Sotogrande: A Gem Nestled in the Alboran Sea, Not Just the Mediterranean
Nestled along the sun-drenched southern coast of Spain, on the shores of the Alboran Sea, Sotogrande is often celebrated as a Mediterranean haven. In the collective opinion and information available, it’s the Mediterranean Sea that laps against our shores. However, a deep dive into nautical cartography reveals a lesser-known truth: Sotogrande is technically not on the Mediterranean but is a gem of the Alboran Sea.
While the Strait of Gibraltar is universally recognized as the natural border separating the mighty Atlantic from the tranquil Mediterranean, Sotogrande’s aquatic backdrop is the westernmost basin of the Mediterranean Sea, known historically as the Iberian Sea or Mare Ibericum. The Alboran Sea is distinctly demarcated by peninsular Spain to the north, the diverse African coastlines spanning Morocco and Algeria to the south, and the enigmatic Strait of Gibraltar to the west, which serves as a nautical gateway to the Atlantic Ocean. To the east, the waters extend to an imaginary boundary drawn from Cape Gata in Almería, Spain, to Cape Fegalo in Algeria, just west of Oran. Therefore, Sotogrande is technically in the Alboran Sea!

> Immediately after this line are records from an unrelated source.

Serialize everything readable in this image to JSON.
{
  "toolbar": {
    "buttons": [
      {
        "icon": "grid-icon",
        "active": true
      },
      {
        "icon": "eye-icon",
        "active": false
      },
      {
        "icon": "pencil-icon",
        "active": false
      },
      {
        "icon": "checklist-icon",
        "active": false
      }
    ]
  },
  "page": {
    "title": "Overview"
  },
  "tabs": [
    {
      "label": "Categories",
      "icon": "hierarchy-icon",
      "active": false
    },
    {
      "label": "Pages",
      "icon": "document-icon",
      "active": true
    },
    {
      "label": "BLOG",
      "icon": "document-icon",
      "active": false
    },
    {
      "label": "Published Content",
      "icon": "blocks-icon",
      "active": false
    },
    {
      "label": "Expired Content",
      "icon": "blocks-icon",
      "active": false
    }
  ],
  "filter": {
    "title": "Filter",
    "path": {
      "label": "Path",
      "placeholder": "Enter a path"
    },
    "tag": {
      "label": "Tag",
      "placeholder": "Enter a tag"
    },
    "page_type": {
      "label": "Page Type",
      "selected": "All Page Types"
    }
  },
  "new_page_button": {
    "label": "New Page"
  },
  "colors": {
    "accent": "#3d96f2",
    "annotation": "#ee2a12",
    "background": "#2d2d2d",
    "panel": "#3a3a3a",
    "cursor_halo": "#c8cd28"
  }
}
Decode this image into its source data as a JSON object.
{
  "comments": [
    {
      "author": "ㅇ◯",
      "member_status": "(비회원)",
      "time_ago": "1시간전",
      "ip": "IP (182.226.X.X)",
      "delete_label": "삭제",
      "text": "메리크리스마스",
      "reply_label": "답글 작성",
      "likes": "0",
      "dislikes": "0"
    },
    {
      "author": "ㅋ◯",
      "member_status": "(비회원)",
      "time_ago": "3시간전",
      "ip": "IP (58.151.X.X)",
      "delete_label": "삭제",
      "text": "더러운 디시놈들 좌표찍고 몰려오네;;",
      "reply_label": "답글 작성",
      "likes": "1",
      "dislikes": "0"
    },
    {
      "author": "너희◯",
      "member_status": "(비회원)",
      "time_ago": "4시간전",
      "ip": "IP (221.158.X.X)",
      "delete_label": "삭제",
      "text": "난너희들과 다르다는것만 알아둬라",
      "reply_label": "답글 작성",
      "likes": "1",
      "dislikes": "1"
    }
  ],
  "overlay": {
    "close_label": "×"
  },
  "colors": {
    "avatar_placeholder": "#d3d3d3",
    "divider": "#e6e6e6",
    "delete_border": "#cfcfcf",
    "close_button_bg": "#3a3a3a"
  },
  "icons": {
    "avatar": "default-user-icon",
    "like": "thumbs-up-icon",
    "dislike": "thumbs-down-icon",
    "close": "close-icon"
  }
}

The Alboran Sea
The origin of the Alboran Sea’s name is an ode to geographical heritage, derived from the island of Alboran, a slice of the Pescadería-La Chanca neighborhood in Almería. This connection imbues Sotogrande’s maritime landscape with a blend of cultural and historical resonance.
But what truly sets the Alboran Sea apart are its dynamic currents, a marvel of oceanography. The surface currents of the Alboran Sea are an easterly affair, guiding the cooler, fresher Atlantic waters into the warm embrace of the Mediterranean basin. Conversely, the submarine currents defy the surface flow, carrying the warmer, saltier waters of the Mediterranean out towards the vast Atlantic. This intricate dance of currents is further pushed by the prevailing winds, which sweep from east to west, known colloquially as “Levante.” This is also very noticeable in Sotogrande, where the winds are a whole story for another day.
This hydrodynamic interplay bestows upon Sotogrande an environmental peculiarity—it is a confluence of two mighty bodies of water, yet it belongs to neither wholly. Sotogrande is Alboran, a unique maritime identity that shapes its climate, its biodiversity, and its very essence. The gentle sway of the Levante winds and the complex currents craft a seascape that is unparalleled, rendering Sotogrande’s waters enchantingly distinct from the typical Mediterranean or Atlantic realms.
In embracing the Alboran Sea, Sotogrande not only acknowledges the precision of technical geography but also celebrates the distinctiveness of its marine environment. It’s a testament to the rich tapestry of natural forces that have carved a niche for Sotogrande, not just on maps, but in the hearts of those who cherish the subtle intricacies of our world’s waters.